         Then there is the case of cancer of the cervix. Two shots when a person is 11 or 12 years old reduces the risk to close to zero, and it does so with virtually no risk because in reality adverse side effects are almost all mild and transient.  This seems like something every parent should want for their child.

         We find it shocking, therefore, that only about half of the U.S.’ boys and girls have had the full HPV vaccination series and that hesitancy among parents to get their children vaccinated is growing, mostly because of misplaced safety concerns. What is going on here?

         Insurance, both commercial and public, covers most people for HPV vaccine. Hence, financial access does not seem to be the issue. The finding noted above that vaccination rates are higher in states where there are more pediatricians suggests that there may be an awareness problem. Studies have shown that there are a variety of cost-effective programs like localizing vaccination sites in schools that work to improve HPV vaccine uptake. Renewed efforts to make parents aware of the need to have their children vaccinated against HPV are clearly needed.

         There are two aspects of this problem that we find especially disturbing. We noted above that, as expected, states that have HPV vaccine mandates have higher vaccination rates. Why don’t all states have mandates? Apparently, issues of parents’ rights to refuse and the morality of vaccinating against a sexually transmitted disease come up in state legislatures when HPV vaccine mandates are discussed. While we of course respect everyone’s right to hold personal moral and religious views, there does not seem to be anything ethically appropriate about withholding an intervention with almost no risk that prevents a deadly disease. Should parents have the right to make a decision like that for their children, any more than we give parents the right to decide it is okay for their children to engage in life threatening activities like cigarette smoking and riding in cars without a car seat?

         The second aspect that disturbs us involves the safety concerns. We believe that these are being trumped up by the well-organized anti-vaccination activist lobby and that this poses a direct threat to the public’s health. HPV vaccination saves lives and therefore it is especially morally pernicious to withhold it from someone who lacks legal decision-making capacity—i.e., minor children—and it is unethical to allow misinformation and disinformation about imaginary risks to go unchecked to the point that they influence the decision to vaccinate a child.
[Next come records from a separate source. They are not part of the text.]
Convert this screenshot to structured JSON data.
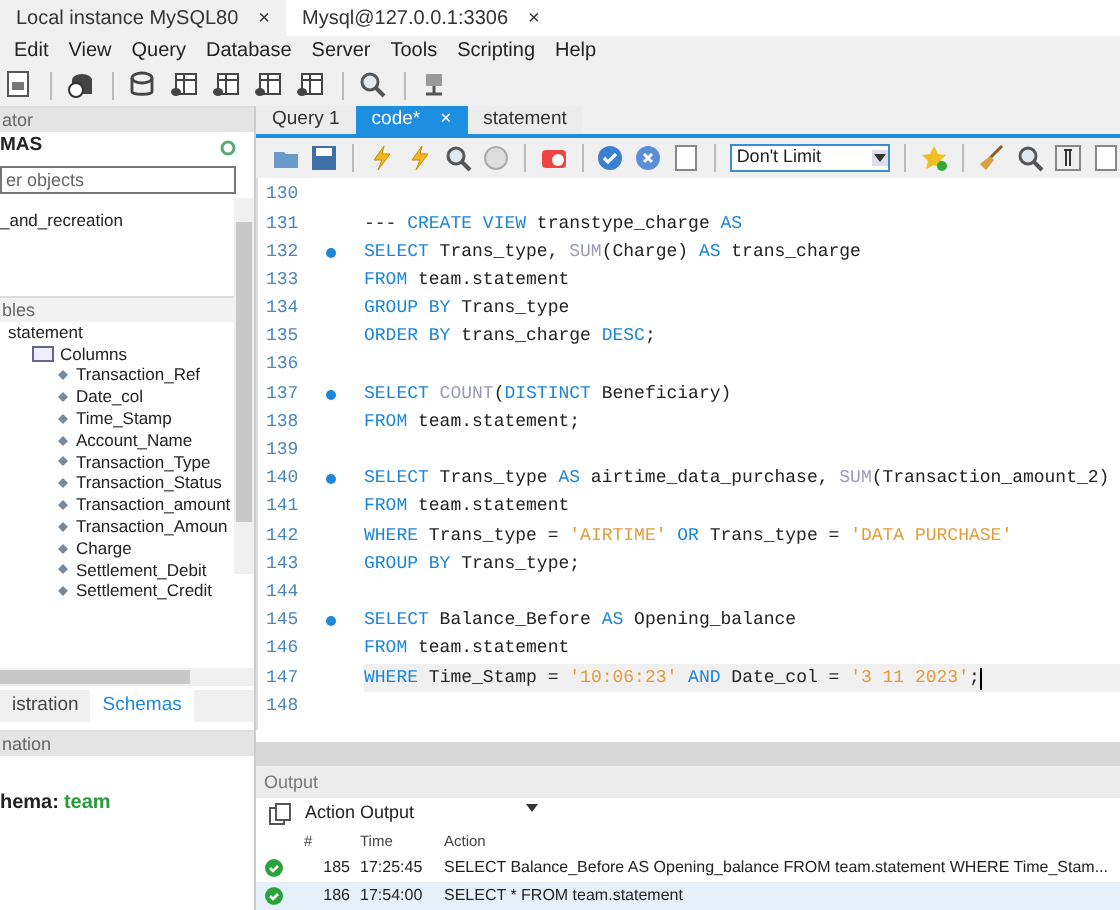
{
  "app_tabs": [
    {
      "label": "Local instance MySQL80",
      "close": "×",
      "selected": true
    },
    {
      "label": "Mysql@127.0.0.1:3306",
      "close": "×",
      "selected": false
    }
  ],
  "menu": [
    "Edit",
    "View",
    "Query",
    "Database",
    "Server",
    "Tools",
    "Scripting",
    "Help"
  ],
  "navigator": {
    "title": "ator",
    "schemas_title": "MAS",
    "filter": {
      "placeholder": "er objects"
    },
    "tree_top": [
      "_and_recreation"
    ],
    "tables_label": "bles",
    "tree": [
      {
        "label": "statement",
        "children": [
          {
            "label": "Columns",
            "children": [
              {
                "label": "Transaction_Ref"
              },
              {
                "label": "Date_col"
              },
              {
                "label": "Time_Stamp"
              },
              {
                "label": "Account_Name"
              },
              {
                "label": "Transaction_Type"
              },
              {
                "label": "Transaction_Status"
              },
              {
                "label": "Transaction_amount"
              },
              {
                "label": "Transaction_Amoun"
              },
              {
                "label": "Charge"
              },
              {
                "label": "Settlement_Debit"
              },
              {
                "label": "Settlement_Credit"
              }
            ]
          }
        ]
      }
    ]
  },
  "nav_tabs": [
    {
      "label": "istration",
      "selected": false
    },
    {
      "label": "Schemas",
      "selected": true
    }
  ],
  "information": {
    "title": "nation",
    "schema_label": "hema:",
    "schema_value": "team"
  },
  "editor_tabs": [
    {
      "label": "Query 1",
      "selected": false
    },
    {
      "label": "code*",
      "selected": true,
      "close": "×"
    },
    {
      "label": "statement",
      "selected": false
    }
  ],
  "limit_select": {
    "value": "Don't Limit"
  },
  "code": [
    {
      "number": "130",
      "marker": false,
      "current": false
    },
    {
      "number": "131",
      "marker": false,
      "current": false,
      "tokens": [
        {
          "kind": "id",
          "t": "--- "
        },
        {
          "kind": "kw",
          "t": "CREATE VIEW"
        },
        {
          "kind": "id",
          "t": " transtype_charge "
        },
        {
          "kind": "kw",
          "t": "AS"
        }
      ]
    },
    {
      "number": "132",
      "marker": true,
      "current": false,
      "tokens": [
        {
          "kind": "kw",
          "t": "SELECT"
        },
        {
          "kind": "id",
          "t": " Trans_type, "
        },
        {
          "kind": "fn",
          "t": "SUM"
        },
        {
          "kind": "id",
          "t": "(Charge) "
        },
        {
          "kind": "kw",
          "t": "AS"
        },
        {
          "kind": "id",
          "t": " trans_charge"
        }
      ]
    },
    {
      "number": "133",
      "marker": false,
      "current": false,
      "tokens": [
        {
          "kind": "kw",
          "t": "FROM"
        },
        {
          "kind": "id",
          "t": " team.statement"
        }
      ]
    },
    {
      "number": "134",
      "marker": false,
      "current": false,
      "tokens": [
        {
          "kind": "kw",
          "t": "GROUP BY"
        },
        {
          "kind": "id",
          "t": " Trans_type"
        }
      ]
    },
    {
      "number": "135",
      "marker": false,
      "current": false,
      "tokens": [
        {
          "kind": "kw",
          "t": "ORDER BY"
        },
        {
          "kind": "id",
          "t": " trans_charge "
        },
        {
          "kind": "kw",
          "t": "DESC"
        },
        {
          "kind": "id",
          "t": ";"
        }
      ]
    },
    {
      "number": "136",
      "marker": false,
      "current": false
    },
    {
      "number": "137",
      "marker": true,
      "current": false,
      "tokens": [
        {
          "kind": "kw",
          "t": "SELECT"
        },
        {
          "kind": "fn",
          "t": " COUNT"
        },
        {
          "kind": "id",
          "t": "("
        },
        {
          "kind": "kw",
          "t": "DISTINCT"
        },
        {
          "kind": "id",
          "t": " Beneficiary)"
        }
      ]
    },
    {
      "number": "138",
      "marker": false,
      "current": false,
      "tokens": [
        {
          "kind": "kw",
          "t": "FROM"
        },
        {
          "kind": "id",
          "t": " team.statement;"
        }
      ]
    },
    {
      "number": "139",
      "marker": false,
      "current": false
    },
    {
      "number": "140",
      "marker": true,
      "current": false,
      "tokens": [
        {
          "kind": "kw",
          "t": "SELECT"
        },
        {
          "kind": "id",
          "t": " Trans_type "
        },
        {
          "kind": "kw",
          "t": "AS"
        },
        {
          "kind": "id",
          "t": " airtime_data_purchase, "
        },
        {
          "kind": "fn",
          "t": "SUM"
        },
        {
          "kind": "id",
          "t": "(Transaction_amount_2)"
        }
      ]
    },
    {
      "number": "141",
      "marker": false,
      "current": false,
      "tokens": [
        {
          "kind": "kw",
          "t": "FROM"
        },
        {
          "kind": "id",
          "t": " team.statement"
        }
      ]
    },
    {
      "number": "142",
      "marker": false,
      "current": false,
      "tokens": [
        {
          "kind": "kw",
          "t": "WHERE"
        },
        {
          "kind": "id",
          "t": " Trans_type = "
        },
        {
          "kind": "str",
          "t": "'AIRTIME'"
        },
        {
          "kind": "kw",
          "t": " OR"
        },
        {
          "kind": "id",
          "t": " Trans_type = "
        },
        {
          "kind": "str",
          "t": "'DATA PURCHASE'"
        }
      ]
    },
    {
      "number": "143",
      "marker": false,
      "current": false,
      "tokens": [
        {
          "kind": "kw",
          "t": "GROUP BY"
        },
        {
          "kind": "id",
          "t": " Trans_type;"
        }
      ]
    },
    {
      "number": "144",
      "marker": false,
      "current": false
    },
    {
      "number": "145",
      "marker": true,
      "current": false,
      "tokens": [
        {
          "kind": "kw",
          "t": "SELECT"
        },
        {
          "kind": "id",
          "t": " Balance_Before "
        },
        {
          "kind": "kw",
          "t": "AS"
        },
        {
          "kind": "id",
          "t": " Opening_balance"
        }
      ]
    },
    {
      "number": "146",
      "marker": false,
      "current": false,
      "tokens": [
        {
          "kind": "kw",
          "t": "FROM"
        },
        {
          "kind": "id",
          "t": " team.statement"
        }
      ]
    },
    {
      "number": "147",
      "marker": false,
      "current": true,
      "tokens": [
        {
          "kind": "kw",
          "t": "WHERE"
        },
        {
          "kind": "id",
          "t": " Time_Stamp = "
        },
        {
          "kind": "str",
          "t": "'10:06:23'"
        },
        {
          "kind": "kw",
          "t": " AND"
        },
        {
          "kind": "id",
          "t": " Date_col = "
        },
        {
          "kind": "str",
          "t": "'3 11 2023'"
        },
        {
          "kind": "id",
          "t": ";"
        }
      ]
    },
    {
      "number": "148",
      "marker": false,
      "current": false
    }
  ],
  "output": {
    "title": "Output",
    "mode": "Action Output",
    "columns": [
      "#",
      "Time",
      "Action"
    ],
    "rows": [
      {
        "success": true,
        "number": "185",
        "time": "17:25:45",
        "action": "SELECT Balance_Before AS Opening_balance FROM team.statement WHERE Time_Stam...",
        "selected": false
      },
      {
        "success": true,
        "number": "186",
        "time": "17:54:00",
        "action": "SELECT * FROM team.statement",
        "selected": true
      }
    ]
  }
}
We do not believe merely wringing our hands is a sufficient response to low HPV vaccination rates in the U.S. or anywhere in the world. We insist that there is both a medical/scientific and a moral issue here. The medical/scientific issue is that HPV vaccination is a safe and effective method for preventing cervical and several types of cancer. The moral issue is that we are wrong to withhold a potentially lifesaving and nearly risk-free intervention from minor children. Stronger efforts should be made to increase vaccination rates against HPV among children.